- **Goal of the exercise**:
The answer should be one number only, namely how many lines of the records hold the word "Shift".

[Items from an interface collection]
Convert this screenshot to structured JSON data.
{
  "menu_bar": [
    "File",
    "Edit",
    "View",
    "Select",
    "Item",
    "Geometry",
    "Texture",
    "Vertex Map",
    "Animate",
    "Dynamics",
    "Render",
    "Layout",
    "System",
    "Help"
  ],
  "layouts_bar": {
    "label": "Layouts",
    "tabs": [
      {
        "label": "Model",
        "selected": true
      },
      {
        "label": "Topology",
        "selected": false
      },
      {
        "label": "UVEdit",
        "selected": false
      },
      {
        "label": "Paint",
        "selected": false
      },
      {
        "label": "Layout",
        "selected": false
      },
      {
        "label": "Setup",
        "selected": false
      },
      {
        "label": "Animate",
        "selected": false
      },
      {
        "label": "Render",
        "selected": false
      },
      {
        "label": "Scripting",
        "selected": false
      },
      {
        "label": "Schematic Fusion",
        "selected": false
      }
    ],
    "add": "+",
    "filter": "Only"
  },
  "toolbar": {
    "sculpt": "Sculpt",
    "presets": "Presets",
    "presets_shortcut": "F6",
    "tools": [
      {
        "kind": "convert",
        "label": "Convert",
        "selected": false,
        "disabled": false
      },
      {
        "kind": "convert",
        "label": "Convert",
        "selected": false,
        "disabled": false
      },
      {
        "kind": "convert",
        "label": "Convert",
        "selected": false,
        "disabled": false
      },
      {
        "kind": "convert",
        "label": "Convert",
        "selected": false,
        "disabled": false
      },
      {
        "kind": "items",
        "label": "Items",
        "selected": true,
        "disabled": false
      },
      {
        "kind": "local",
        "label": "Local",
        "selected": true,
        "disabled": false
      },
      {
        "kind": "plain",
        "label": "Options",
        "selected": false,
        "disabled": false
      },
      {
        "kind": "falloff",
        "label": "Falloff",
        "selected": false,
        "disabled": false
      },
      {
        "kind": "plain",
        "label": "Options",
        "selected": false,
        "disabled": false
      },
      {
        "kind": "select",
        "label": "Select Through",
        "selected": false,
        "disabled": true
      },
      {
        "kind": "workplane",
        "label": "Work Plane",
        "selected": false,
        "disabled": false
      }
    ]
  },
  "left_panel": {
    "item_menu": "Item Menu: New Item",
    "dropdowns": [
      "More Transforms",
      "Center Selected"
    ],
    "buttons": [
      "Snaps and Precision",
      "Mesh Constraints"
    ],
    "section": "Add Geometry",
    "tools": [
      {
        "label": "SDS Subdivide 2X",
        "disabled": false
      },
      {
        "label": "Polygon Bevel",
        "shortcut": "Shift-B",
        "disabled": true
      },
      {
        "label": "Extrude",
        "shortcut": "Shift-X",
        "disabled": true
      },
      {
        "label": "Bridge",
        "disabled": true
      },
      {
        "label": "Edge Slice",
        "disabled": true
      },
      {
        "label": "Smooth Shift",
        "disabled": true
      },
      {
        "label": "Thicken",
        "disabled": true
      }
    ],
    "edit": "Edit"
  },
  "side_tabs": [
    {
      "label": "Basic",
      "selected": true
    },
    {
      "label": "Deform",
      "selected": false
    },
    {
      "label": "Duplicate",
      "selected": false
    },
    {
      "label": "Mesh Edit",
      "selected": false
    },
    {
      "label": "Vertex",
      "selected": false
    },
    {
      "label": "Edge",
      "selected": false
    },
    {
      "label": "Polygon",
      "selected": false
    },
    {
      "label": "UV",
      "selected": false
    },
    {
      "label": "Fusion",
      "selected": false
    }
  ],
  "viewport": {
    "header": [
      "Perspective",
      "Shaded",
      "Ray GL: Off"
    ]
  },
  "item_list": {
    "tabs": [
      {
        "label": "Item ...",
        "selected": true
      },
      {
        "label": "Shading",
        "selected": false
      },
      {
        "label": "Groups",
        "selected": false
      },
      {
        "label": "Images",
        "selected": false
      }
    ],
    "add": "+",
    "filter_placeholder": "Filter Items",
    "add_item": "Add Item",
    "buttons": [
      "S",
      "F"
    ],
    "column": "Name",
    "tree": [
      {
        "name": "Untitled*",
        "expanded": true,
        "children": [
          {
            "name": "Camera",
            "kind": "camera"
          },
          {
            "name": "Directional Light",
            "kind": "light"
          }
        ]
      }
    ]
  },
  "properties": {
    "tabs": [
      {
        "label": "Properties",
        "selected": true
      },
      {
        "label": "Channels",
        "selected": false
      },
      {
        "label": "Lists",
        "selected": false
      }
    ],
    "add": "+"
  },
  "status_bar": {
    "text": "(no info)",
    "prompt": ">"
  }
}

- **Your solution**:
3